Film reviewed: Harriet
Director: Kasi Lemmons (Eve’s Bayou)
Screenplay: Lemmons, Gregory Allen Howard (Remember the Titans)
Cast: Cynthia Erivo, Leslie Odom JR
Runtime: 2 h 5 m
By: John DeSando
“You’ll be free or die!” Harriet Tubman (Cynthia Erivo)
After so many films about arguable heroines, it’s fine to have one about a true one, “super” in modern parlance. In the 1849 antebellum South, Harriet Tubman is on her way to becoming “the slave stealer” and eventually “Moses.” During the first part of this emotional and reverential biopic, Harriet needs to leave her family by way of the 100 miles from Maryland, mostly on foot to a slave free Pennsylvania.

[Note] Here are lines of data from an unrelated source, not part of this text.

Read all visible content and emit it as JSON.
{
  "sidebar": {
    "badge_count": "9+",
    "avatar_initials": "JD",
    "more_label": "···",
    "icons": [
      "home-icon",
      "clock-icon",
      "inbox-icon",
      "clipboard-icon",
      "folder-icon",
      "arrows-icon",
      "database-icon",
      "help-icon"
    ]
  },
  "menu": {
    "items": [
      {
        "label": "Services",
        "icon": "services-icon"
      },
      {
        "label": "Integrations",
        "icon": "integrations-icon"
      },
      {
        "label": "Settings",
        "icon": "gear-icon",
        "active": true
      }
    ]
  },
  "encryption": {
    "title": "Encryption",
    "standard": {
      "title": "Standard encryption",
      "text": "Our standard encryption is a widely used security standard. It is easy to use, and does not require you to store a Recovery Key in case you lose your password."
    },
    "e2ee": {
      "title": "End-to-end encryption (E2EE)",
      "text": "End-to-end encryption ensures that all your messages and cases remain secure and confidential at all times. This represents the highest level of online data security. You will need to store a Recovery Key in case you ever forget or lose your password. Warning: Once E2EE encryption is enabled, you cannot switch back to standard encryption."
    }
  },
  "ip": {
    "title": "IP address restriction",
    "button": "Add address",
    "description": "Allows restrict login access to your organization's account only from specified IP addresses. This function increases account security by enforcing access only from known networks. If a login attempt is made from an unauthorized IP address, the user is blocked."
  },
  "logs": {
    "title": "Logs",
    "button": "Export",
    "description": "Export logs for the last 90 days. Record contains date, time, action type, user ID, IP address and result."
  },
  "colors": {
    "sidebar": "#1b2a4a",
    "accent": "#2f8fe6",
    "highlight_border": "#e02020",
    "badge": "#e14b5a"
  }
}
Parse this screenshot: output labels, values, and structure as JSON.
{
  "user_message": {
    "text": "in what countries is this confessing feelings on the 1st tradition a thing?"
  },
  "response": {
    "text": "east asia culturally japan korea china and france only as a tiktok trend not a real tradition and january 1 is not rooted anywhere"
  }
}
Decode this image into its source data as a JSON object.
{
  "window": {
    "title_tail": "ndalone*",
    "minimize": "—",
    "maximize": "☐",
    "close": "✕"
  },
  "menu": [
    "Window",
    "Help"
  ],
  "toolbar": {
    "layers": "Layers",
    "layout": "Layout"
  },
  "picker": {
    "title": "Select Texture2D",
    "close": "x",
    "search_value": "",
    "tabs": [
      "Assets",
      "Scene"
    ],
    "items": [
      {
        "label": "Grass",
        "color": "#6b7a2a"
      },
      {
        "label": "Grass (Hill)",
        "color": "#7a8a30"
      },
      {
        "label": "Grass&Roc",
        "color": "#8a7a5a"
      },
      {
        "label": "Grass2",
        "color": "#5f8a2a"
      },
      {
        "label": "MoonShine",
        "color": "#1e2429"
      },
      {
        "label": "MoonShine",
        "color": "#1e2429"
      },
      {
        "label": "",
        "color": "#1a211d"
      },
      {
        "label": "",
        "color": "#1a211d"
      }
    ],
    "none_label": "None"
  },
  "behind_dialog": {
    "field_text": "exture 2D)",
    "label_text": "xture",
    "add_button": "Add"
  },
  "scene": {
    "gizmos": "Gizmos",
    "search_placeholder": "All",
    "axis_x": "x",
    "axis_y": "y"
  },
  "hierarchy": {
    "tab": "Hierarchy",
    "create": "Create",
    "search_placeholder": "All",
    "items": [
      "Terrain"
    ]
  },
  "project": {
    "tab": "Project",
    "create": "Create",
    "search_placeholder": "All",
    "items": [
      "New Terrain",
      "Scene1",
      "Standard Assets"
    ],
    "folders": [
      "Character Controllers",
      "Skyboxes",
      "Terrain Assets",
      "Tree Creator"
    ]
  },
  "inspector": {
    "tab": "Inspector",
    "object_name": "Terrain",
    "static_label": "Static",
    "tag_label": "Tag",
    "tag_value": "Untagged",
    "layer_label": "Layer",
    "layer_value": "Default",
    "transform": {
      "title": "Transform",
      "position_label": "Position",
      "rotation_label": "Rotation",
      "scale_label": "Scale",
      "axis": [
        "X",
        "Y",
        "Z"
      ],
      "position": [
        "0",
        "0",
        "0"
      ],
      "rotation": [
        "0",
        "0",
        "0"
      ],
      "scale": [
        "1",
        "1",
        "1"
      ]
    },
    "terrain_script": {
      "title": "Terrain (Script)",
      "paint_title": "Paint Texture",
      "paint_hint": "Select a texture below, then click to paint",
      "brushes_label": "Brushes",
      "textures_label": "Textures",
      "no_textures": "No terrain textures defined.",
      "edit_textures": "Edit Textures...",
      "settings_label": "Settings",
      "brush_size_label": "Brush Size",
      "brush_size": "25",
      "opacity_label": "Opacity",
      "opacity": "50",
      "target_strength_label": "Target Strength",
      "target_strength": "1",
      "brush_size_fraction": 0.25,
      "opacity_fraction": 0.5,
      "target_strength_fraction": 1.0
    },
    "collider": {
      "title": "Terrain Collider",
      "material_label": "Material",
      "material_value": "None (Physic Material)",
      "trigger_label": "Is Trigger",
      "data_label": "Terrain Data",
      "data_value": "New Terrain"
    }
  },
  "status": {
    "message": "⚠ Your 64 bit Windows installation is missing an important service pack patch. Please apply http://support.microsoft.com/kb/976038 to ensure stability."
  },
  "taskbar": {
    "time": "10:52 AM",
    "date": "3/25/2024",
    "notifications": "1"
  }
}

Director and co-writer Kasi Lemmons, along with Gegory Allen Howard, does an admirable job of showing this relentless heroine begin to become a conductor and leader of the Underground Railroad by saving a few friends and relatives from the tyrannical and torturing whites. Eventually she will have led over 70 black slaves as far as 600 miles to Canadian freedom.
The film romanticizes and beatifies this historical heroine, aided by Terence Blanchard’s telegraphing, swelling score, with too little depicting her struggles as a slave or as a woman in later life reaping the glory of her experience and pain. Her rapturous direct connection with God adds to the pious, preachy tone.
However, the gifted Erivo (a Tony winner among other honors) quickly draws the audience to Harriet’s side as a caring and resourceful future leader, and Nina Simone’s “Sinnerman” perfectly supports a rousing montage of Underground escapes. Her facing down authority is not as early as could be expected; she is compliant and obedient for a leader who emerges in her 20’s as a liberator and an historical saint.
The movie Harriet is a glowing tribute to a real hero. Seeing her in action as an armed assault leader in the Civil War would have been the right realist touch to offset the preponderance of seemingly excessive adulation.
Her face will be on the $20 bill if this positive biography has anything to do with it.
“Now I've been free, I know what a dreadful condition slavery is. I have seen hundreds of escaped slaves, but I never saw one who was willing to go back and be a slave.” Tubman
John DeSando, a Los Angeles Press Club first-place winner for National Entertainment Journalism, hosts WCBE’s It’s Movie Time and co-hosts Cinema Classics. Contact him at JDeSando@Columbus.rr.com